Our philosophy is inspired by a translingual approach to reading and writing practices. This perspective recognizes that all people belong to multiple discourse communities and, as a result, make different language decisions depending on their desired purpose. As such, we emphasize that academic writing is just one form of English discourse. We encourage students to draw on their various linguistic and cultural resources as they learn new writing strategies for the academic English classroom. Tutors, then, help students learn to navigate and respond to the expectations of this specific discourse community.
To do this, we offer a unique format that pairs students with the same tutor throughout the semester. This builds meaningful relationships between tutors and students and sustained conversations about student writing. As more experienced writers of academic English, tutors act as mentor-coaches, rather than editors. During each tutoring session, students engage in a series of tasks related to their latest course assignment. While tutors shape these tasks and advise students as they work, it is the students who read, write, and revise. Importantly, tutors ask questions that will help expand students’ language repertoires, rather than pointing out mistakes or “fixing” student papers.

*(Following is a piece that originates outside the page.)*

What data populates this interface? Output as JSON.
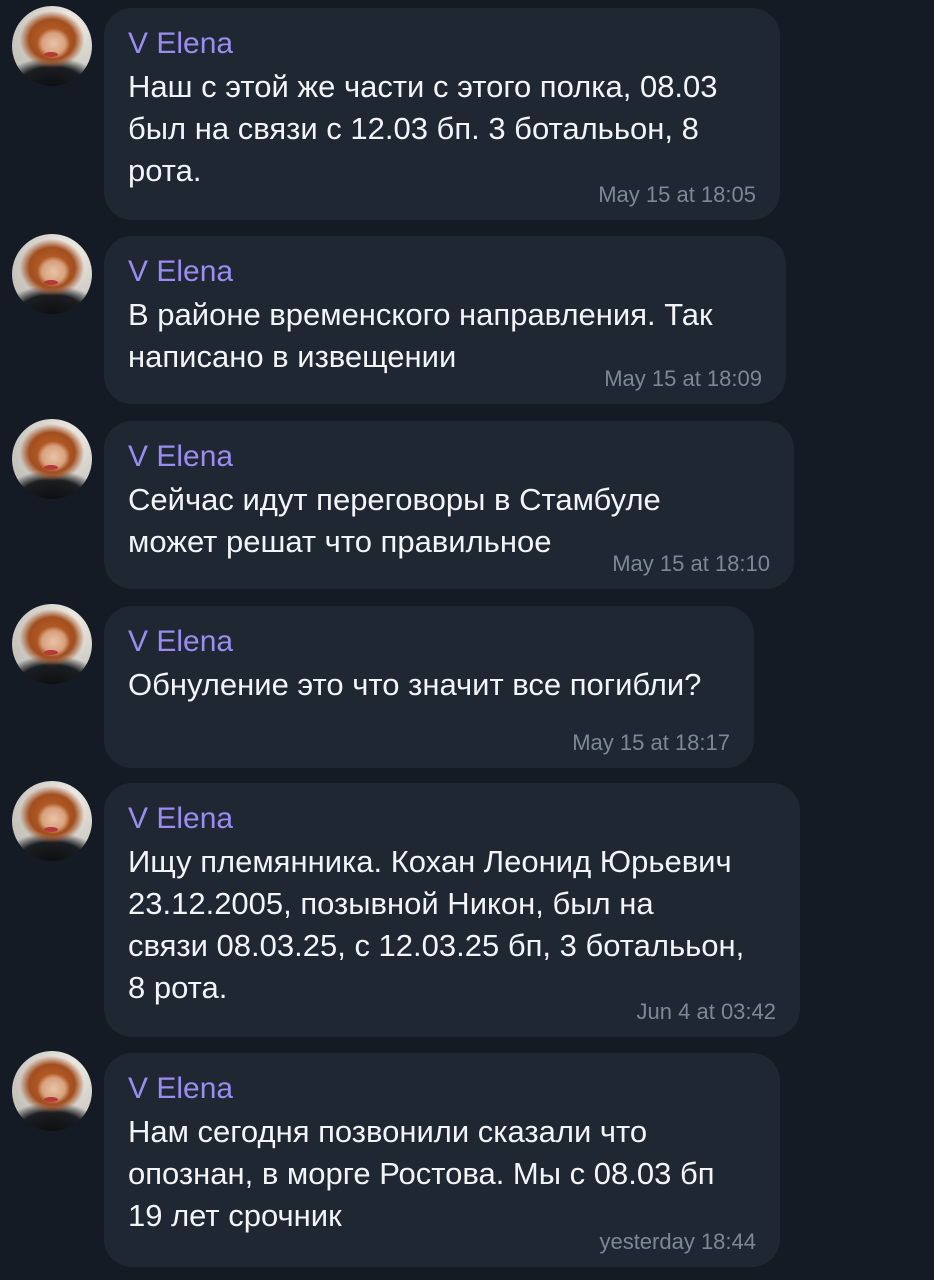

This method requires a highly trained staff, and Writing Tutors undergo a rigorous selection and education process overseen by the Coordinators of the Writing Centers. Tutors are drawn from a pool of applicants who may be advanced undergraduates, graduate students, or teachers from diverse departments, including English, Comparative Literature, History, Philosophy, Political Science, and Women’s, Gender, and Sexuality Studies. Once selected, tutors are educated in a variety of tutoring techniques that engage the whole student and their writing needs. Workshops, tutorials, and special events are held throughout the semester to augment this education with new research and innovations in tutoring pedagogy.